Exercise prompt: Even if the data beneath seems repetitive, write it all out again exactly.

*** Opening of Dataset extract ***

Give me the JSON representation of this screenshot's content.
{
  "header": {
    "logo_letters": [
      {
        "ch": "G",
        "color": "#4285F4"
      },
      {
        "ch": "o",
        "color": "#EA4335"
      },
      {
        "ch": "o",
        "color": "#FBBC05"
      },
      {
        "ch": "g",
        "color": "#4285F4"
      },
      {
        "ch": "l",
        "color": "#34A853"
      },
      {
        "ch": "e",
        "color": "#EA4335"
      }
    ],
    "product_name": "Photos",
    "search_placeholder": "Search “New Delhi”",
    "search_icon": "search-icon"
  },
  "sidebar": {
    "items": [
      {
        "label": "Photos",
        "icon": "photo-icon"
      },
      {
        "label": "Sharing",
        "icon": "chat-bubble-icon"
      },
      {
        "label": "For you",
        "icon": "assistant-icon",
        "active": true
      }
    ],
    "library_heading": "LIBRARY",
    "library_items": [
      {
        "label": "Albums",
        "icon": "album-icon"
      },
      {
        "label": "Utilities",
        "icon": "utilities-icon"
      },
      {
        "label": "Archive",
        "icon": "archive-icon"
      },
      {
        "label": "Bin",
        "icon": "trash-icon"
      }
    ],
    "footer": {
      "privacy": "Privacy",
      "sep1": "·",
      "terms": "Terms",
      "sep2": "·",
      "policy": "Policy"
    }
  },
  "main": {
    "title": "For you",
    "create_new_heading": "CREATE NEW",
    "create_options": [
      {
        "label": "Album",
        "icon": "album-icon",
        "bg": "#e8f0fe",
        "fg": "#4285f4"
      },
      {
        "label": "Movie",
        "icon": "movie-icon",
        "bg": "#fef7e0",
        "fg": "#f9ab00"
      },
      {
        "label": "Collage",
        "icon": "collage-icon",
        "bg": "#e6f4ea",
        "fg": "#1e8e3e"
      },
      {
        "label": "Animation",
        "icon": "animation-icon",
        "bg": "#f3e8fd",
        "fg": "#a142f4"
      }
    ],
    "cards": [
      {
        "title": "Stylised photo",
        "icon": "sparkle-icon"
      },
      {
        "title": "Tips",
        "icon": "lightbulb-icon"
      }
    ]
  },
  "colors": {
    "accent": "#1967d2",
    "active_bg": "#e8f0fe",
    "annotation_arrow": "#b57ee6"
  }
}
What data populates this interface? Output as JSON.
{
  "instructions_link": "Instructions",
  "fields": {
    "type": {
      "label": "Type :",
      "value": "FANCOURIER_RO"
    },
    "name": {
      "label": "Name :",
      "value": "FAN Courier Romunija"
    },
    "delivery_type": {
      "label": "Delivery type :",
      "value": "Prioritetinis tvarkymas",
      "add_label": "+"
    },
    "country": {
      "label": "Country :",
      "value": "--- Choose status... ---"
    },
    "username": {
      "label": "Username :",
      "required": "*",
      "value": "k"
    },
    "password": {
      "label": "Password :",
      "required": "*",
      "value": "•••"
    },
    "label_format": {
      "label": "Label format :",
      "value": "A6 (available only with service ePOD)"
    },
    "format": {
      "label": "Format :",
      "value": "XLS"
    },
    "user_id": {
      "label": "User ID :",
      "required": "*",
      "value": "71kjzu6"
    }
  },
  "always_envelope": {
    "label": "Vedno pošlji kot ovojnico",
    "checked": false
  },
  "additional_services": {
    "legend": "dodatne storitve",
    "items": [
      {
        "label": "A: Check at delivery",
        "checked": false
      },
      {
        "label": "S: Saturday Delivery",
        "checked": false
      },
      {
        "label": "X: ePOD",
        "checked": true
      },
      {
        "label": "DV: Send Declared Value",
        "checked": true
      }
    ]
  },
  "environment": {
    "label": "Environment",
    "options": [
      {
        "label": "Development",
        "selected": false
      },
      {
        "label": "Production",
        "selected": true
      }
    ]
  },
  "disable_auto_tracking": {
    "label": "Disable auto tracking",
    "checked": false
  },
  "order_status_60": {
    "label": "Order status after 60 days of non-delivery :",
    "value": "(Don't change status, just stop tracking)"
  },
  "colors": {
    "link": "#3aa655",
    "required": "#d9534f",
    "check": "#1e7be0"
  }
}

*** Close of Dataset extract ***

Written solution:
Give me the JSON representation of this screenshot's content.
{
  "header": {
    "logo_letters": [
      {
        "ch": "G",
        "color": "#4285F4"
      },
      {
        "ch": "o",
        "color": "#EA4335"
      },
      {
        "ch": "o",
        "color": "#FBBC05"
      },
      {
        "ch": "g",
        "color": "#4285F4"
      },
      {
        "ch": "l",
        "color": "#34A853"
      },
      {
        "ch": "e",
        "color": "#EA4335"
      }
    ],
    "product_name": "Photos",
    "search_placeholder": "Search “New Delhi”",
    "search_icon": "search-icon"
  },
  "sidebar": {
    "items": [
      {
        "label": "Photos",
        "icon": "photo-icon"
      },
      {
        "label": "Sharing",
        "icon": "chat-bubble-icon"
      },
      {
        "label": "For you",
        "icon": "assistant-icon",
        "active": true
      }
    ],
    "library_heading": "LIBRARY",
    "library_items": [
      {
        "label": "Albums",
        "icon": "album-icon"
      },
      {
        "label": "Utilities",
        "icon": "utilities-icon"
      },
      {
        "label": "Archive",
        "icon": "archive-icon"
      },
      {
        "label": "Bin",
        "icon": "trash-icon"
      }
    ],
    "footer": {
      "privacy": "Privacy",
      "sep1": "·",
      "terms": "Terms",
      "sep2": "·",
      "policy": "Policy"
    }
  },
  "main": {
    "title": "For you",
    "create_new_heading": "CREATE NEW",
    "create_options": [
      {
        "label": "Album",
        "icon": "album-icon",
        "bg": "#e8f0fe",
        "fg": "#4285f4"
      },
      {
        "label": "Movie",
        "icon": "movie-icon",
        "bg": "#fef7e0",
        "fg": "#f9ab00"
      },
      {
        "label": "Collage",
        "icon": "collage-icon",
        "bg": "#e6f4ea",
        "fg": "#1e8e3e"
      },
      {
        "label": "Animation",
        "icon": "animation-icon",
        "bg": "#f3e8fd",
        "fg": "#a142f4"
      }
    ],
    "cards": [
      {
        "title": "Stylised photo",
        "icon": "sparkle-icon"
      },
      {
        "title": "Tips",
        "icon": "lightbulb-icon"
      }
    ]
  },
  "colors": {
    "accent": "#1967d2",
    "active_bg": "#e8f0fe",
    "annotation_arrow": "#b57ee6"
  }
}
What data populates this interface? Output as JSON.
{
  "instructions_link": "Instructions",
  "fields": {
    "type": {
      "label": "Type :",
      "value": "FANCOURIER_RO"
    },
    "name": {
      "label": "Name :",
      "value": "FAN Courier Romunija"
    },
    "delivery_type": {
      "label": "Delivery type :",
      "value": "Prioritetinis tvarkymas",
      "add_label": "+"
    },
    "country": {
      "label": "Country :",
      "value": "--- Choose status... ---"
    },
    "username": {
      "label": "Username :",
      "required": "*",
      "value": "k"
    },
    "password": {
      "label": "Password :",
      "required": "*",
      "value": "•••"
    },
    "label_format": {
      "label": "Label format :",
      "value": "A6 (available only with service ePOD)"
    },
    "format": {
      "label": "Format :",
      "value": "XLS"
    },
    "user_id": {
      "label": "User ID :",
      "required": "*",
      "value": "71kjzu6"
    }
  },
  "always_envelope": {
    "label": "Vedno pošlji kot ovojnico",
    "checked": false
  },
  "additional_services": {
    "legend": "dodatne storitve",
    "items": [
      {
        "label": "A: Check at delivery",
        "checked": false
      },
      {
        "label": "S: Saturday Delivery",
        "checked": false
      },
      {
        "label": "X: ePOD",
        "checked": true
      },
      {
        "label": "DV: Send Declared Value",
        "checked": true
      }
    ]
  },
  "environment": {
    "label": "Environment",
    "options": [
      {
        "label": "Development",
        "selected": false
      },
      {
        "label": "Production",
        "selected": true
      }
    ]
  },
  "disable_auto_tracking": {
    "label": "Disable auto tracking",
    "checked": false
  },
  "order_status_60": {
    "label": "Order status after 60 days of non-delivery :",
    "value": "(Don't change status, just stop tracking)"
  },
  "colors": {
    "link": "#3aa655",
    "required": "#d9534f",
    "check": "#1e7be0"
  }
}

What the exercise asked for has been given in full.